TypeScript uses TypeScript definition '.d.ts' files to provide intellisense while writing a file. The TypeScript Definition Manager "Typings" is the current recommended approach of including definition files in your project:

I have included typings as an NPM package in my solution (have a look my package.json file) and then used the following commands to get the required typings in my project:

Thanks for reading!

Friday, 17 June 2016

SharePoint Online: Write User Profile Properties with REST API

In my previous posts, we saw how to Set user profile properties using JSOM & JavaScript and Set another user's profile properties with CSOM

Now, here are some code snippets I have put together to set SharePoint User Profile properties with the SharePoint REST API
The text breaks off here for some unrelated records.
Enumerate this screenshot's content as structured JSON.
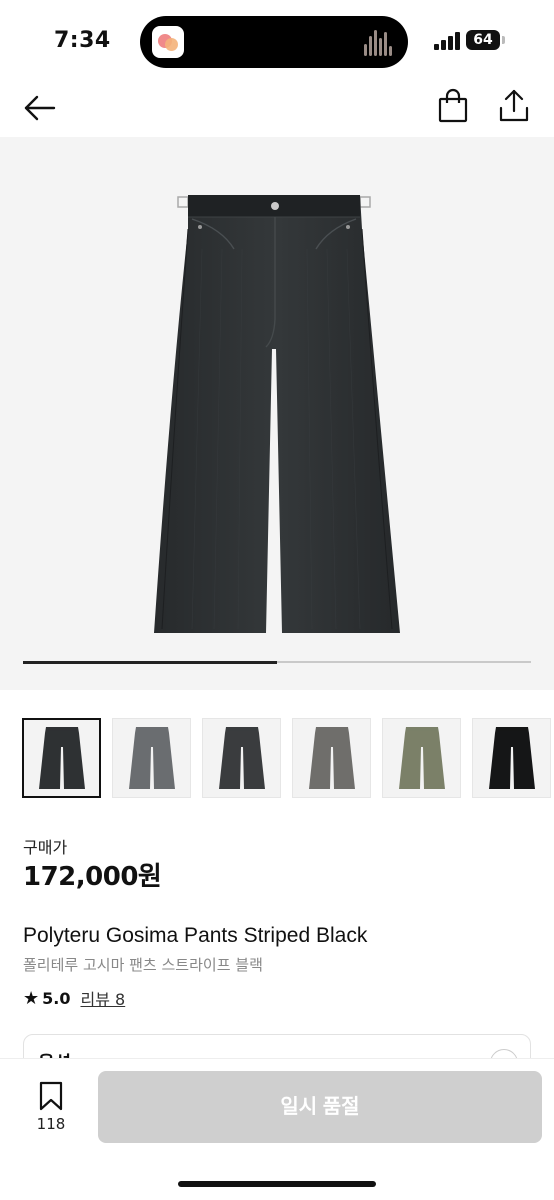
{
  "status_bar": {
    "time": "7:34",
    "battery": "64"
  },
  "product": {
    "price_label": "구매가",
    "price": "172,000원",
    "title_en": "Polyteru Gosima Pants Striped Black",
    "title_ko": "폴리테루 고시마 팬츠 스트라이프 블랙",
    "rating_score": "5.0",
    "review_label": "리뷰 8"
  },
  "gallery": {
    "progress": 0.5,
    "thumbnails": [
      {
        "name": "thumb-black-1",
        "color": "#2e3133"
      },
      {
        "name": "thumb-gray",
        "color": "#6a6d70"
      },
      {
        "name": "thumb-dark-wash",
        "color": "#3a3c3e"
      },
      {
        "name": "thumb-charcoal",
        "color": "#6f6e6b"
      },
      {
        "name": "thumb-olive",
        "color": "#7b8068"
      },
      {
        "name": "thumb-black-2",
        "color": "#151617"
      }
    ]
  },
  "options": {
    "label": "옵션"
  },
  "bottom_bar": {
    "wishlist_count": "118",
    "cta_label": "일시 품절"
  },
  "colors": {
    "accent": "#111111",
    "disabled": "#cfcfcf"
  }
}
  • This code only works with SharePoint Online at this time.
  • Can be used to set single value as well as multi value user profile properties.
  • Can be used to set default (OOB) as well as custom user profile properties.

1) Set Single Value User Profile property with REST API:

2) Set Mutli Value User Profile property with REST API:

Hope you find this useful!

Wednesday, 1 June 2016

SharePoint Online: Get UserProfile Properties with REST API Batching

In my previous post SharePoint 2013: Get UserProfile Properties with REST APIwe saw how to fetch SharePoint UserProfile properties with the REST API.

The only thing missing in that post was, at the time there was no way to get Multiple UserProfile Properties for a Specific User i.e. if you had an account name of a user and wanted to fetch multiple custom or default UserProfile properties, you could not do that in a single REST call. You would have to resort to either making multiple REST calls using the GetUserProfilePropertyFor function, or you would have to use the JavaScript Client Object Model (JSOM)

When I wrote that post, SharePoint Online did not support REST API batching. Since then, it has been implemented and as a result we can get multiple Custom/OOB User Profile properties in a single REST call.

Here is my code showing how to do it:

Here are some other great resources on SharePoint REST API Batching:

Batch Processing (OData Version 3.0)

Part 1 - SharePoint REST API Batching - Understanding Batching Requests

Make batch requests with the REST APIs

Thanks for reading!

Tuesday, 31 May 2016

Identify Office 365 Tenants using a custom logo

I came across something really simple but equally useful recently.

It is quite well known that Office 365 allows you to set a custom image as a logo for your organisation. This logo then appears in the suite bar across the entire tenant.

When working on an Office 365 Development project, we have multiple tenants to take care of. Typically, they are  DEV, TEST, UAT and finally PROD.

When you are navigating between these tenants, a really simple way of telling them apart is to use a custom logo for each tenant!

We as developers might just quickly have a look at the URL to see which tenant we are in. But in many cases, the same tenants are used by non-technical members of the team who might need a clearer indication of which tenant they are in. This can also help in preventing someone accidentally doing something on the wrong tenant.

So here at Content and Code, we might have something like this:

Development Tenant:

Test Tenant:

UAT Tenant:

PROD does not require any special logo as that might confuse end users:

Here is how you set the custom theme and logo for your tenant:

Hope you find this useful!